» **Required work**: Please set down the entries below once more, exactly.

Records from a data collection

────────────────────

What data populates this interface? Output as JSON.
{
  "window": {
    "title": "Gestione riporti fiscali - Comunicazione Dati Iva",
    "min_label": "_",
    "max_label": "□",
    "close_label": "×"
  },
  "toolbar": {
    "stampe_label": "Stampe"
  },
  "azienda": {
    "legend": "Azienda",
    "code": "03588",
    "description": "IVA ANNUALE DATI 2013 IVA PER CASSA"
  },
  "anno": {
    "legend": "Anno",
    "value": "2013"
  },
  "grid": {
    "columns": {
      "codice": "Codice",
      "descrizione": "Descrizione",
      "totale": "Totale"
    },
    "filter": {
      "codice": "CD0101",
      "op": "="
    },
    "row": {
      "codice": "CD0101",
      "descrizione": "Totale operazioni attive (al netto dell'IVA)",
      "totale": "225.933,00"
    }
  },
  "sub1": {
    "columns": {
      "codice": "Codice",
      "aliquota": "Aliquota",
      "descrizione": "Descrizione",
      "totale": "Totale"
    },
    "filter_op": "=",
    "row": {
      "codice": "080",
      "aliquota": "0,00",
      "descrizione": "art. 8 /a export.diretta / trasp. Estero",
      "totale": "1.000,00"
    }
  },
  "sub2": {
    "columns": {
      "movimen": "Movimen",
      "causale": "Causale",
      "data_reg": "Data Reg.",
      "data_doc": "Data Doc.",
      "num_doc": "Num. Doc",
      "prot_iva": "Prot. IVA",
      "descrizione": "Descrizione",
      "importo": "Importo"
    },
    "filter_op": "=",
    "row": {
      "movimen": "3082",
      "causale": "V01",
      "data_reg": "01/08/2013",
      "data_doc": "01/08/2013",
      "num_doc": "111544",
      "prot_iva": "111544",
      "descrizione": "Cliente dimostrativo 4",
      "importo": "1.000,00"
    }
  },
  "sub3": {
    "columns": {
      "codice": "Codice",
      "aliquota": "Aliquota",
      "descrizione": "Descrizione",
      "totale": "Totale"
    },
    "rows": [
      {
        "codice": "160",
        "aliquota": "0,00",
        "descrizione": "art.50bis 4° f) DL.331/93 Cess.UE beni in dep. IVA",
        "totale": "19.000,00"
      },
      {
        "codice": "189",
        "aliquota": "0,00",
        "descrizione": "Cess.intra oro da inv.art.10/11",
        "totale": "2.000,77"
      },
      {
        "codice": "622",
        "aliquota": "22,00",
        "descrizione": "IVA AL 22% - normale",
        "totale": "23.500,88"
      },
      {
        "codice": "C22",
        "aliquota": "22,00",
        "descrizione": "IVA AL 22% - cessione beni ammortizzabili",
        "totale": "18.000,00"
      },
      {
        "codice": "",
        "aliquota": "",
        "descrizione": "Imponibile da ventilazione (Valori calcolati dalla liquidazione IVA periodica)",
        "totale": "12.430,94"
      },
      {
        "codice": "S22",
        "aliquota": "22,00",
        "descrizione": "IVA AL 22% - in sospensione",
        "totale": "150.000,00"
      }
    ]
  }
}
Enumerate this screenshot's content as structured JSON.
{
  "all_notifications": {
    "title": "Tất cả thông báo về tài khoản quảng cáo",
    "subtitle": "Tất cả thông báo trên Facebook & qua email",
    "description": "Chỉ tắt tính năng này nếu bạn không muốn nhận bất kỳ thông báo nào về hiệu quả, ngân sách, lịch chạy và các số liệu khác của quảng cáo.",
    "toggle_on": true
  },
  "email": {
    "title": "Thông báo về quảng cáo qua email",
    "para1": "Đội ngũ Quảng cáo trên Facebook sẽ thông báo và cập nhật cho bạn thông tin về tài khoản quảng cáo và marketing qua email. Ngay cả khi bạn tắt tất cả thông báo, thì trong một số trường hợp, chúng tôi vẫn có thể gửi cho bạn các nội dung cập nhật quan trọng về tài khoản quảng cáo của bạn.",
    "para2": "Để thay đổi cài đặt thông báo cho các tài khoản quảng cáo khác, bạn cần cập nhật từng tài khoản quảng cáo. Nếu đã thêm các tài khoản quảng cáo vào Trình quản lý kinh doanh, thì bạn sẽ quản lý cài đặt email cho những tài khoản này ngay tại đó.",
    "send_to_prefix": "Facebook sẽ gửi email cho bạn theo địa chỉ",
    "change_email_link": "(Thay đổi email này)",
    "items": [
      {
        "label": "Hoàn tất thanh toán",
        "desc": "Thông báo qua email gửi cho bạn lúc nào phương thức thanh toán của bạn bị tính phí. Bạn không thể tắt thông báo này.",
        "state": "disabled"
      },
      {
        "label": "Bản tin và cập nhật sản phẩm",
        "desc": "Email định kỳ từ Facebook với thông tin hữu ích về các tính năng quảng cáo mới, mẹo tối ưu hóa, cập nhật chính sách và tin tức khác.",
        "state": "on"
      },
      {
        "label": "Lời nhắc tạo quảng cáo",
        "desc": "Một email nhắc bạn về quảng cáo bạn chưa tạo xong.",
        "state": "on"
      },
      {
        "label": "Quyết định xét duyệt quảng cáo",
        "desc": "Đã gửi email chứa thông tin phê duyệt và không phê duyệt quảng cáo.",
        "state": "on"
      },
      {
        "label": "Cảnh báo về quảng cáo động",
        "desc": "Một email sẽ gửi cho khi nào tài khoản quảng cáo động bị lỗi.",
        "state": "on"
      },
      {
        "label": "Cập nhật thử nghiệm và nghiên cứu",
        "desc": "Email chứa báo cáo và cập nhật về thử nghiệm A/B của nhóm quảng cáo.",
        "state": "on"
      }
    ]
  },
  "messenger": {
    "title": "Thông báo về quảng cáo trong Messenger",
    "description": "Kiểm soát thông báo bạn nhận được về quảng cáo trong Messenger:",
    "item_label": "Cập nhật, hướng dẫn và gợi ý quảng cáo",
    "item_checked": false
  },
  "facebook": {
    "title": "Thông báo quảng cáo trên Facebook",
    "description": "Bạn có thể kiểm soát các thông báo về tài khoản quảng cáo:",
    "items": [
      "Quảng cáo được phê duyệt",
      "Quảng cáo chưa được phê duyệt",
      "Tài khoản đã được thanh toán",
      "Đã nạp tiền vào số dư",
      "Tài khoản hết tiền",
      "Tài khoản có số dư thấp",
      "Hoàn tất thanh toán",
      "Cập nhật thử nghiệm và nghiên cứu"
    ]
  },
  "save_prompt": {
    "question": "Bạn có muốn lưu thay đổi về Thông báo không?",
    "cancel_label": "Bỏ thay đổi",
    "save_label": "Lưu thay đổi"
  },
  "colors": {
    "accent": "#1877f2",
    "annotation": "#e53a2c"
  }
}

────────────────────

» **Response area**:
What data populates this interface? Output as JSON.
{
  "window": {
    "title": "Gestione riporti fiscali - Comunicazione Dati Iva",
    "min_label": "_",
    "max_label": "□",
    "close_label": "×"
  },
  "toolbar": {
    "stampe_label": "Stampe"
  },
  "azienda": {
    "legend": "Azienda",
    "code": "03588",
    "description": "IVA ANNUALE DATI 2013 IVA PER CASSA"
  },
  "anno": {
    "legend": "Anno",
    "value": "2013"
  },
  "grid": {
    "columns": {
      "codice": "Codice",
      "descrizione": "Descrizione",
      "totale": "Totale"
    },
    "filter": {
      "codice": "CD0101",
      "op": "="
    },
    "row": {
      "codice": "CD0101",
      "descrizione": "Totale operazioni attive (al netto dell'IVA)",
      "totale": "225.933,00"
    }
  },
  "sub1": {
    "columns": {
      "codice": "Codice",
      "aliquota": "Aliquota",
      "descrizione": "Descrizione",
      "totale": "Totale"
    },
    "filter_op": "=",
    "row": {
      "codice": "080",
      "aliquota": "0,00",
      "descrizione": "art. 8 /a export.diretta / trasp. Estero",
      "totale": "1.000,00"
    }
  },
  "sub2": {
    "columns": {
      "movimen": "Movimen",
      "causale": "Causale",
      "data_reg": "Data Reg.",
      "data_doc": "Data Doc.",
      "num_doc": "Num. Doc",
      "prot_iva": "Prot. IVA",
      "descrizione": "Descrizione",
      "importo": "Importo"
    },
    "filter_op": "=",
    "row": {
      "movimen": "3082",
      "causale": "V01",
      "data_reg": "01/08/2013",
      "data_doc": "01/08/2013",
      "num_doc": "111544",
      "prot_iva": "111544",
      "descrizione": "Cliente dimostrativo 4",
      "importo": "1.000,00"
    }
  },
  "sub3": {
    "columns": {
      "codice": "Codice",
      "aliquota": "Aliquota",
      "descrizione": "Descrizione",
      "totale": "Totale"
    },
    "rows": [
      {
        "codice": "160",
        "aliquota": "0,00",
        "descrizione": "art.50bis 4° f) DL.331/93 Cess.UE beni in dep. IVA",
        "totale": "19.000,00"
      },
      {
        "codice": "189",
        "aliquota": "0,00",
        "descrizione": "Cess.intra oro da inv.art.10/11",
        "totale": "2.000,77"
      },
      {
        "codice": "622",
        "aliquota": "22,00",
        "descrizione": "IVA AL 22% - normale",
        "totale": "23.500,88"
      },
      {
        "codice": "C22",
        "aliquota": "22,00",
        "descrizione": "IVA AL 22% - cessione beni ammortizzabili",
        "totale": "18.000,00"
      },
      {
        "codice": "",
        "aliquota": "",
        "descrizione": "Imponibile da ventilazione (Valori calcolati dalla liquidazione IVA periodica)",
        "totale": "12.430,94"
      },
      {
        "codice": "S22",
        "aliquota": "22,00",
        "descrizione": "IVA AL 22% - in sospensione",
        "totale": "150.000,00"
      }
    ]
  }
}
Enumerate this screenshot's content as structured JSON.
{
  "all_notifications": {
    "title": "Tất cả thông báo về tài khoản quảng cáo",
    "subtitle": "Tất cả thông báo trên Facebook & qua email",
    "description": "Chỉ tắt tính năng này nếu bạn không muốn nhận bất kỳ thông báo nào về hiệu quả, ngân sách, lịch chạy và các số liệu khác của quảng cáo.",
    "toggle_on": true
  },
  "email": {
    "title": "Thông báo về quảng cáo qua email",
    "para1": "Đội ngũ Quảng cáo trên Facebook sẽ thông báo và cập nhật cho bạn thông tin về tài khoản quảng cáo và marketing qua email. Ngay cả khi bạn tắt tất cả thông báo, thì trong một số trường hợp, chúng tôi vẫn có thể gửi cho bạn các nội dung cập nhật quan trọng về tài khoản quảng cáo của bạn.",
    "para2": "Để thay đổi cài đặt thông báo cho các tài khoản quảng cáo khác, bạn cần cập nhật từng tài khoản quảng cáo. Nếu đã thêm các tài khoản quảng cáo vào Trình quản lý kinh doanh, thì bạn sẽ quản lý cài đặt email cho những tài khoản này ngay tại đó.",
    "send_to_prefix": "Facebook sẽ gửi email cho bạn theo địa chỉ",
    "change_email_link": "(Thay đổi email này)",
    "items": [
      {
        "label": "Hoàn tất thanh toán",
        "desc": "Thông báo qua email gửi cho bạn lúc nào phương thức thanh toán của bạn bị tính phí. Bạn không thể tắt thông báo này.",
        "state": "disabled"
      },
      {
        "label": "Bản tin và cập nhật sản phẩm",
        "desc": "Email định kỳ từ Facebook với thông tin hữu ích về các tính năng quảng cáo mới, mẹo tối ưu hóa, cập nhật chính sách và tin tức khác.",
        "state": "on"
      },
      {
        "label": "Lời nhắc tạo quảng cáo",
        "desc": "Một email nhắc bạn về quảng cáo bạn chưa tạo xong.",
        "state": "on"
      },
      {
        "label": "Quyết định xét duyệt quảng cáo",
        "desc": "Đã gửi email chứa thông tin phê duyệt và không phê duyệt quảng cáo.",
        "state": "on"
      },
      {
        "label": "Cảnh báo về quảng cáo động",
        "desc": "Một email sẽ gửi cho khi nào tài khoản quảng cáo động bị lỗi.",
        "state": "on"
      },
      {
        "label": "Cập nhật thử nghiệm và nghiên cứu",
        "desc": "Email chứa báo cáo và cập nhật về thử nghiệm A/B của nhóm quảng cáo.",
        "state": "on"
      }
    ]
  },
  "messenger": {
    "title": "Thông báo về quảng cáo trong Messenger",
    "description": "Kiểm soát thông báo bạn nhận được về quảng cáo trong Messenger:",
    "item_label": "Cập nhật, hướng dẫn và gợi ý quảng cáo",
    "item_checked": false
  },
  "facebook": {
    "title": "Thông báo quảng cáo trên Facebook",
    "description": "Bạn có thể kiểm soát các thông báo về tài khoản quảng cáo:",
    "items": [
      "Quảng cáo được phê duyệt",
      "Quảng cáo chưa được phê duyệt",
      "Tài khoản đã được thanh toán",
      "Đã nạp tiền vào số dư",
      "Tài khoản hết tiền",
      "Tài khoản có số dư thấp",
      "Hoàn tất thanh toán",
      "Cập nhật thử nghiệm và nghiên cứu"
    ]
  },
  "save_prompt": {
    "question": "Bạn có muốn lưu thay đổi về Thông báo không?",
    "cancel_label": "Bỏ thay đổi",
    "save_label": "Lưu thay đổi"
  },
  "colors": {
    "accent": "#1877f2",
    "annotation": "#e53a2c"
  }
}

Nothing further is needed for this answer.